The brightly painted beach huts here are some of the most expensive in the country, selling for upwards of £300,000! With views across the sea to Isle of Wight on one side and over to Christchurch Harbour and marshes on the other, it’s easy to see why this is such a popular spot. The sandbank itself is one of the loveliest beaches in the area, lined with windswept sand dunes topped with long grasses.
Walk all the way along the Eastern side of the spit, eventually joining a gravel path that leads all the way to the tip, then loop around and head back along the other side with the harbour on your right.
There is a toilet block on the beach, and about halfway along the sandbank is a small cafe So there are plenty of facilities if you want to stay a while and enjoy the views – or take a dip if the sea is calm!
Optional extension: If the ferry services are running you can extend this walk by taking a ferry across the narrow section of water that divides Mudeford Sandbank from the mainland, and continue walking along the coast at Mudeford to reach Highcliffe Castle.
Step Five – Marshes and Christchurch Harbour
At the end of the beach path, just after the beach curves naturally to the right with Hengistbury Head before you, you’ll see a small stone hut with a map and information board about the Stour Valley Way.
From here you have two options: the tarmac path which runs back along the bottom of Hengistbury Head, or a more scenic route through the marshes. The second option involves walking on shingle beach and uneven dirt tracks which can be quite muddy.
For the scenic route, turn right just before the stone hut. Follow a dirt path along the edge of the beach as it curves around Christchurch Harbour.

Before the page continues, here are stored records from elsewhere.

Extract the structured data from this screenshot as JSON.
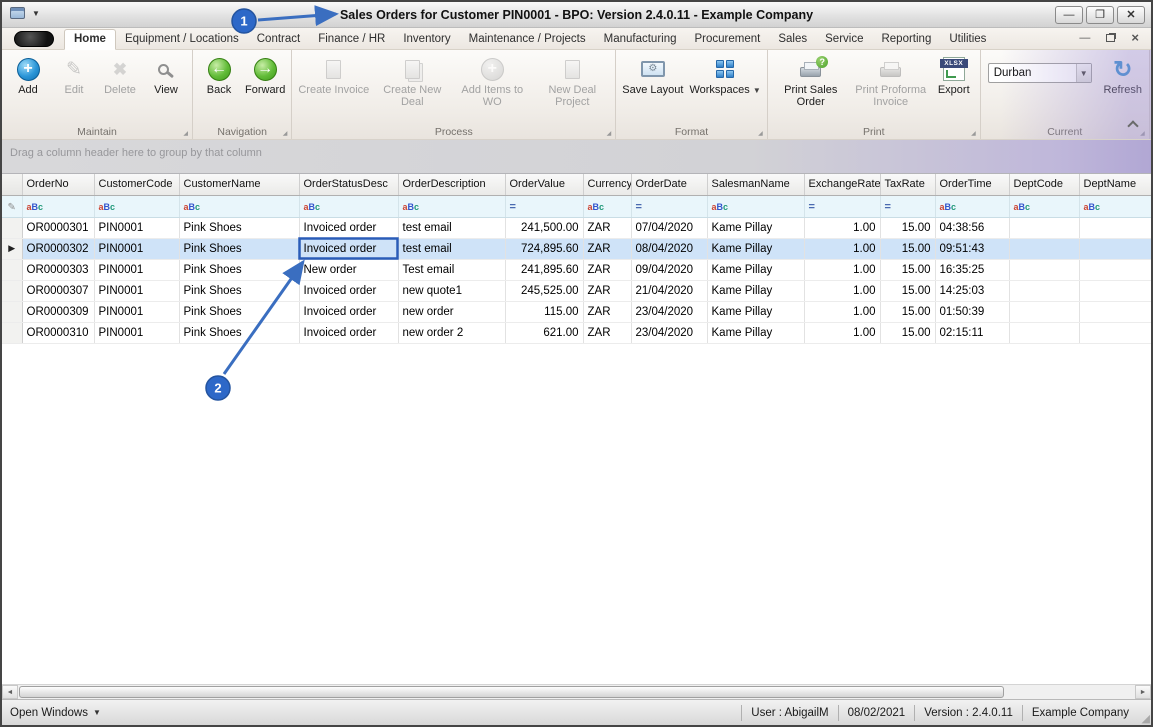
{
  "window_title": "Sales Orders for Customer PIN0001 - BPO: Version 2.4.0.11 - Example Company",
  "tabs": [
    {
      "label": "Home",
      "active": true
    },
    {
      "label": "Equipment / Locations"
    },
    {
      "label": "Contract"
    },
    {
      "label": "Finance / HR"
    },
    {
      "label": "Inventory"
    },
    {
      "label": "Maintenance / Projects"
    },
    {
      "label": "Manufacturing"
    },
    {
      "label": "Procurement"
    },
    {
      "label": "Sales"
    },
    {
      "label": "Service"
    },
    {
      "label": "Reporting"
    },
    {
      "label": "Utilities"
    }
  ],
  "ribbon": {
    "groups": [
      {
        "label": "Maintain",
        "buttons": [
          {
            "label": "Add",
            "icon": "add-circle-icon",
            "enabled": true
          },
          {
            "label": "Edit",
            "icon": "edit-pencil-icon",
            "enabled": false
          },
          {
            "label": "Delete",
            "icon": "delete-x-icon",
            "enabled": false
          },
          {
            "label": "View",
            "icon": "view-magnifier-icon",
            "enabled": true
          }
        ]
      },
      {
        "label": "Navigation",
        "buttons": [
          {
            "label": "Back",
            "icon": "back-arrow-icon",
            "enabled": true
          },
          {
            "label": "Forward",
            "icon": "forward-arrow-icon",
            "enabled": true
          }
        ]
      },
      {
        "label": "Process",
        "buttons": [
          {
            "label": "Create Invoice",
            "icon": "invoice-doc-icon",
            "enabled": false
          },
          {
            "label": "Create New Deal",
            "icon": "new-deal-doc-icon",
            "enabled": false
          },
          {
            "label": "Add Items to WO",
            "icon": "add-items-icon",
            "enabled": false
          },
          {
            "label": "New Deal Project",
            "icon": "project-doc-icon",
            "enabled": false
          }
        ]
      },
      {
        "label": "Format",
        "buttons": [
          {
            "label": "Save Layout",
            "icon": "save-layout-icon",
            "enabled": true
          },
          {
            "label": "Workspaces",
            "icon": "workspaces-grid-icon",
            "enabled": true,
            "has_caret": true
          }
        ]
      },
      {
        "label": "Print",
        "buttons": [
          {
            "label": "Print Sales Order",
            "icon": "print-sales-order-icon",
            "enabled": true
          },
          {
            "label": "Print Proforma Invoice",
            "icon": "print-proforma-icon",
            "enabled": false
          },
          {
            "label": "Export",
            "icon": "export-xlsx-icon",
            "enabled": true,
            "icon_text": "XLSX"
          }
        ]
      },
      {
        "label": "Current",
        "combo": {
          "value": "Durban"
        },
        "buttons": [
          {
            "label": "Refresh",
            "icon": "refresh-icon",
            "enabled": true
          }
        ]
      }
    ]
  },
  "grid": {
    "group_hint": "Drag a column header here to group by that column",
    "filter_text_icon": "aBc",
    "filter_numeric_icon": "=",
    "columns": [
      {
        "label": "OrderNo",
        "filter": "text"
      },
      {
        "label": "CustomerCode",
        "filter": "text"
      },
      {
        "label": "CustomerName",
        "filter": "text"
      },
      {
        "label": "OrderStatusDesc",
        "filter": "text"
      },
      {
        "label": "OrderDescription",
        "filter": "text"
      },
      {
        "label": "OrderValue",
        "filter": "numeric"
      },
      {
        "label": "Currency",
        "filter": "text"
      },
      {
        "label": "OrderDate",
        "filter": "numeric"
      },
      {
        "label": "SalesmanName",
        "filter": "text"
      },
      {
        "label": "ExchangeRate",
        "filter": "numeric"
      },
      {
        "label": "TaxRate",
        "filter": "numeric"
      },
      {
        "label": "OrderTime",
        "filter": "text"
      },
      {
        "label": "DeptCode",
        "filter": "text"
      },
      {
        "label": "DeptName",
        "filter": "text"
      }
    ],
    "rows": [
      {
        "selected": false,
        "cells": [
          "OR0000301",
          "PIN0001",
          "Pink Shoes",
          "Invoiced order",
          "test email",
          "241,500.00",
          "ZAR",
          "07/04/2020",
          "Kame Pillay",
          "1.00",
          "15.00",
          "04:38:56",
          "",
          ""
        ]
      },
      {
        "selected": true,
        "cells": [
          "OR0000302",
          "PIN0001",
          "Pink Shoes",
          "Invoiced order",
          "test email",
          "724,895.60",
          "ZAR",
          "08/04/2020",
          "Kame Pillay",
          "1.00",
          "15.00",
          "09:51:43",
          "",
          ""
        ]
      },
      {
        "selected": false,
        "cells": [
          "OR0000303",
          "PIN0001",
          "Pink Shoes",
          "New order",
          "Test email",
          "241,895.60",
          "ZAR",
          "09/04/2020",
          "Kame Pillay",
          "1.00",
          "15.00",
          "16:35:25",
          "",
          ""
        ]
      },
      {
        "selected": false,
        "cells": [
          "OR0000307",
          "PIN0001",
          "Pink Shoes",
          "Invoiced order",
          "new quote1",
          "245,525.00",
          "ZAR",
          "21/04/2020",
          "Kame Pillay",
          "1.00",
          "15.00",
          "14:25:03",
          "",
          ""
        ]
      },
      {
        "selected": false,
        "cells": [
          "OR0000309",
          "PIN0001",
          "Pink Shoes",
          "Invoiced order",
          "new order",
          "115.00",
          "ZAR",
          "23/04/2020",
          "Kame Pillay",
          "1.00",
          "15.00",
          "01:50:39",
          "",
          ""
        ]
      },
      {
        "selected": false,
        "cells": [
          "OR0000310",
          "PIN0001",
          "Pink Shoes",
          "Invoiced order",
          "new order 2",
          "621.00",
          "ZAR",
          "23/04/2020",
          "Kame Pillay",
          "1.00",
          "15.00",
          "02:15:11",
          "",
          ""
        ]
      }
    ]
  },
  "status_bar": {
    "open_windows": "Open Windows",
    "items": [
      "User : AbigailM",
      "08/02/2021",
      "Version : 2.4.0.11",
      "Example Company"
    ]
  },
  "annotations": {
    "steps": [
      {
        "label": "1"
      },
      {
        "label": "2"
      }
    ]
  }
}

Shortly, a narrow wooden bridge will lead across a small river. Turn around here for an excellent view! After the bridge, the path will skirt along the edge of the marshland on your left.
Accessible Route: If you prefer to stick to a tarmac path, you can instead follow the main path forward past the hut. It will curve right and follow the foot of Hengistbury Head into woodland.
If following the “off road” path, continue walking along the beach past two benches. At the second bench, fork left up a dirt track that leads through bushes towards a wooden gate.
Pass through this and keep following the path, with the fenced-off marshes on your left and another fence on your right. The path here can be pretty muddy in wet weather. Keep an eye out for local birdlife including snipe, redshank, godwits, and little egrets. The reedbeds are also home to kingfishers and marsh harriers.
Step Six – Back to the Carpark
At the edge of the small woodland ahead, you will come to another wooden gate with a kissing gate. Pass through this and a short way ahead you will rejoin the main tarmac path.
Turn right and continue along the tree-lined path until you reach the Visitor Centre.
It’s housed in a thatched-roof building and contains a wealth of information about the local area and wildlife, as well as a few live exhibits, so it’s well worth a visit. Plus, the gift shop here is absolutely lovely.
If you wish to extend your Hengistbury Head walk, you can curve right at the visitor centre and complete a loop around the Wick Meads nature reserve.
Otherwise, follow the path on past the visitor centre and back to the cafe which is just up ahead.
I hope you enjoy my walk around Hengistbury Head and Mudeford Sandbank! If you have any questions, feel free to leave a comment below or get in touch!
31 Things to do in Bournemouth
19 Highlights of the Jurassic Coast